University faculty hiring networks are known to be hierarchical and to exacerbate various types of inequity. Still, a detailed, historical understanding of hiring dynamics lacks in many academic fields. We focus on the field of mathematics, analyzing over 120,000 records from 150 institutions over seven decades to elucidate the temporal dynamics of hiring doctoral-granting (DG) faculty at the individual and departmental levels. We demonstrate that the disparity between the number of mathematics Ph.D.s awarded and the number of DG faculty positions filled has grown over time. Even institutions with the best records of DG faculty placement have experienced a temporal decline in the probability of their graduates obtaining a DG faculty position. By quantifying the mathematical prestige of each department with a network statistic, authority centrality, we find an approximately linear relationship between the log of the prestige of one’s Ph.D. institution and the log of the probability of obtaining a faculty position. Moreover, we observe associations suggesting that the probability of DG faculty placement has decreased over time and is smaller for women than for men. On the departmental level, a group of 14 elite departments dominated the authority centrality of the entire network between 1950 and 2019. Strikingly, one department within this elite group increased its centrality scores consistently, which hints at the possibility for a department to improve its prestige. This analysis highlights the challenges of transitioning from Ph.D. holder to faculty member in mathematics.

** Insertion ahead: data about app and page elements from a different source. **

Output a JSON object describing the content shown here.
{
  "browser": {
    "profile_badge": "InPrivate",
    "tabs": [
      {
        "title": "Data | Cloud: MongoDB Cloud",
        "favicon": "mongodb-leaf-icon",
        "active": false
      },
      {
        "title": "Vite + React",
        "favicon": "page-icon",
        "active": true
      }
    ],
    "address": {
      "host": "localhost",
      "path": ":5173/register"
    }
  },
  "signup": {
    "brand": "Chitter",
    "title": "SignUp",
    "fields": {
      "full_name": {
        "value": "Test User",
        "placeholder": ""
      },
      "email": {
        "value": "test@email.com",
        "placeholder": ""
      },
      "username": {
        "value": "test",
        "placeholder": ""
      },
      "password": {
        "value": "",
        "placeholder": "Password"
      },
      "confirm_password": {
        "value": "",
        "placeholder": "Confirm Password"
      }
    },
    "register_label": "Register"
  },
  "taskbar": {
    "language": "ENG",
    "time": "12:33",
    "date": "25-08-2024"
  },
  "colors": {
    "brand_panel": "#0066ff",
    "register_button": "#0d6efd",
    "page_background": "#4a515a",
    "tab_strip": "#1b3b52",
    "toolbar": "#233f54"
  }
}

ASJC Scopus subject areas
- Business, Management and Accounting(all)
- Arts and Humanities(all)
- Social Sciences(all)
- Economics, Econometrics and Finance(all)